Start of Block

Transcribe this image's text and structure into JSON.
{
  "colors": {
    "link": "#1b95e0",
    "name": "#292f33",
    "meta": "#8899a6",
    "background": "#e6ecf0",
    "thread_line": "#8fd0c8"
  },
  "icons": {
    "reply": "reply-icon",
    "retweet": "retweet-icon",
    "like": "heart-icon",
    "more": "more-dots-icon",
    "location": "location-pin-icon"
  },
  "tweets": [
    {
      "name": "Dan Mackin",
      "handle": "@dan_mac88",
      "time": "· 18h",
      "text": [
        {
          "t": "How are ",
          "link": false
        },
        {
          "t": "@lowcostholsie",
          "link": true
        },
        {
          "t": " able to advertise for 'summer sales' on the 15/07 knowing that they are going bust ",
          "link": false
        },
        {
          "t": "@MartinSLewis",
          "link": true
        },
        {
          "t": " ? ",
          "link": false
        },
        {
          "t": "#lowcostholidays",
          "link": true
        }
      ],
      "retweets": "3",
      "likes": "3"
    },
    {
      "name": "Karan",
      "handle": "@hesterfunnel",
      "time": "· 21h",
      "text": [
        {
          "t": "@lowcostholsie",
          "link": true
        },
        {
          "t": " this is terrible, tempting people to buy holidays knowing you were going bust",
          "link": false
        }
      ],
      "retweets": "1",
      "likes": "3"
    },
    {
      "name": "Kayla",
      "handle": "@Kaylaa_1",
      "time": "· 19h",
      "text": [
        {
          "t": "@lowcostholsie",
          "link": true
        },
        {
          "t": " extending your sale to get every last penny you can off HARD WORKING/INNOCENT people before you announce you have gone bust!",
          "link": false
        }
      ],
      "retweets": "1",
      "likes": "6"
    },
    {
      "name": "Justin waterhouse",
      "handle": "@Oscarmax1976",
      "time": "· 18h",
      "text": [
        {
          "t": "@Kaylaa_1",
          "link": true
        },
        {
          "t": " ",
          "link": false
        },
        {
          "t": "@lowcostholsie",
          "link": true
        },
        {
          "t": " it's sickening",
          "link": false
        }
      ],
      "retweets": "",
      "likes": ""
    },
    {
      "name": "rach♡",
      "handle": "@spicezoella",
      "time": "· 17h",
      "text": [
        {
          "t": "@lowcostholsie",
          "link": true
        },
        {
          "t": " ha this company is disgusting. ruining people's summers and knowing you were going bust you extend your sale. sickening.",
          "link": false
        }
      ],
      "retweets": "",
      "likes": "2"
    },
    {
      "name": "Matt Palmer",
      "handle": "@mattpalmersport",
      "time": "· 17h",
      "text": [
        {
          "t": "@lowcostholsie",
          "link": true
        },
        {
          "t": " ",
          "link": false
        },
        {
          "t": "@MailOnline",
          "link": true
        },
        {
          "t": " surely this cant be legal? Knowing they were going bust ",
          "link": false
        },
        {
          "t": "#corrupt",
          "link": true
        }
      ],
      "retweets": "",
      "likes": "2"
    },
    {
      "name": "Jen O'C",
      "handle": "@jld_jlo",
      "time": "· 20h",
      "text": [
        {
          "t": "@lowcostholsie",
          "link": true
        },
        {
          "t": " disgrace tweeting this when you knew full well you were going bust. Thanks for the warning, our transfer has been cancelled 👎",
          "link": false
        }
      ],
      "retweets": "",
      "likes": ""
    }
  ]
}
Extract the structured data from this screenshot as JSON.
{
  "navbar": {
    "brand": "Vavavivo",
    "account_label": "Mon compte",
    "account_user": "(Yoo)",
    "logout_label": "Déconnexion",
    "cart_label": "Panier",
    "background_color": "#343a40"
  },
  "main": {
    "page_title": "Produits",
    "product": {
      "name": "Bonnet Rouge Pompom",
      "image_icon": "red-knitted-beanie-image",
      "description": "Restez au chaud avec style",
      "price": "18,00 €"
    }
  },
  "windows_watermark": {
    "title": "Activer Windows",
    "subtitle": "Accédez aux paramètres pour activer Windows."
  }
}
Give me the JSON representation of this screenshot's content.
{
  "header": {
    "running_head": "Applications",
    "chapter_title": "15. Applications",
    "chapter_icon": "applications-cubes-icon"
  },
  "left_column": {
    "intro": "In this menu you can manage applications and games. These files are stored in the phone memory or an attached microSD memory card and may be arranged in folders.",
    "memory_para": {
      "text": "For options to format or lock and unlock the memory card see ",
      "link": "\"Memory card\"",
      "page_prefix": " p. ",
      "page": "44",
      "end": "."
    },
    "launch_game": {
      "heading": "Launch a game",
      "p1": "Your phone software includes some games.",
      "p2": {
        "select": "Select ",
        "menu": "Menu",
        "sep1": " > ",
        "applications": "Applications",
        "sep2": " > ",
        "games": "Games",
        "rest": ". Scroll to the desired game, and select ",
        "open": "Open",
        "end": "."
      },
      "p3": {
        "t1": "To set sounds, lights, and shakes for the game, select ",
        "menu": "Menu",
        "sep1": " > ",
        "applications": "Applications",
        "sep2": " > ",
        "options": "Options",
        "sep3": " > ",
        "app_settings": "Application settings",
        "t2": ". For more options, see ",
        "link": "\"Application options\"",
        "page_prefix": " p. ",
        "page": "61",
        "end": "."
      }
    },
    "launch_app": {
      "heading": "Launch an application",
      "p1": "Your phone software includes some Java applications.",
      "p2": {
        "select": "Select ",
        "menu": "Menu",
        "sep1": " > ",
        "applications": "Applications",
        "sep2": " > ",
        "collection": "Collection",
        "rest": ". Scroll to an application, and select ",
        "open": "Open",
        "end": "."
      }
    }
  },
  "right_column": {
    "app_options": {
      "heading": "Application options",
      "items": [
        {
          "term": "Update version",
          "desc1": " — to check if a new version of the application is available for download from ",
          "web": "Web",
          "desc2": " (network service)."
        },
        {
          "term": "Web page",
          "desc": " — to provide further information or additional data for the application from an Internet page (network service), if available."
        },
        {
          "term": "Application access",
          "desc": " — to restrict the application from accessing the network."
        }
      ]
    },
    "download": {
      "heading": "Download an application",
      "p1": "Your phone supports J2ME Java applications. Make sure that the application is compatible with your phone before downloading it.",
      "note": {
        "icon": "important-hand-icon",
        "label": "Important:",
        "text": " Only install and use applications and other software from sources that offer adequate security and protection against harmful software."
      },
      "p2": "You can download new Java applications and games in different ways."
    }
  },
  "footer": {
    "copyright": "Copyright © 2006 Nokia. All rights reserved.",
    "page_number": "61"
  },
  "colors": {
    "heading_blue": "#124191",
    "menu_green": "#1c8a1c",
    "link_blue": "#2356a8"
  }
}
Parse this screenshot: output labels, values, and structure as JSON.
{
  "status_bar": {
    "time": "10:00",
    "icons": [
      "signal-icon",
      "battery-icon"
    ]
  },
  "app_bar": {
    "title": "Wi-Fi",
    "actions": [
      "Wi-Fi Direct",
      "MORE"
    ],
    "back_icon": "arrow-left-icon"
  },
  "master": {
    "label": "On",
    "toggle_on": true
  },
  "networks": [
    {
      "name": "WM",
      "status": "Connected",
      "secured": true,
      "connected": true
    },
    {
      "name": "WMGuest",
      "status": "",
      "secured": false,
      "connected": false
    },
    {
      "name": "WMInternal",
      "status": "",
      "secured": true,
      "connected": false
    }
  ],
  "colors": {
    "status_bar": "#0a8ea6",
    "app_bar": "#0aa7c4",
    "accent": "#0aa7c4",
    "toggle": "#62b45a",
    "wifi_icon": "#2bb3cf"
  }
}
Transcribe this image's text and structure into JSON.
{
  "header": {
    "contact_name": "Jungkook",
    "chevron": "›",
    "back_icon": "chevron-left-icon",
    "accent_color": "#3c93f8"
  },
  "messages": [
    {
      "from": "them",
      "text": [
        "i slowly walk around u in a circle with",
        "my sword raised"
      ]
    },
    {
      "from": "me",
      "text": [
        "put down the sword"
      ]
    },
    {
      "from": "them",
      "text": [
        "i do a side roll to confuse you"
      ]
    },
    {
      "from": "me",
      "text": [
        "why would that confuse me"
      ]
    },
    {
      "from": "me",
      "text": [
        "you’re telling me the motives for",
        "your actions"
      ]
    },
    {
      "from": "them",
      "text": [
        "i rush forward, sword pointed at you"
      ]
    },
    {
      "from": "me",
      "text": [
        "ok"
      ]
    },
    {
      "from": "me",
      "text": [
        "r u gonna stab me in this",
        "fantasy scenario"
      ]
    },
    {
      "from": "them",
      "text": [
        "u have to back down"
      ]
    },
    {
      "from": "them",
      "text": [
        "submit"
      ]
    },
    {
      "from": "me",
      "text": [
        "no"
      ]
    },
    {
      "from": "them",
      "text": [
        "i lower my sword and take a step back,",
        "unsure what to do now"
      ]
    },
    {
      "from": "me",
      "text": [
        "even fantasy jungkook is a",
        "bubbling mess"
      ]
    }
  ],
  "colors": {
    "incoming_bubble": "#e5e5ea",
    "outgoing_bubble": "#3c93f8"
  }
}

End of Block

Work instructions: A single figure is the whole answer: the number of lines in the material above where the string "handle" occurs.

Output of the task: 7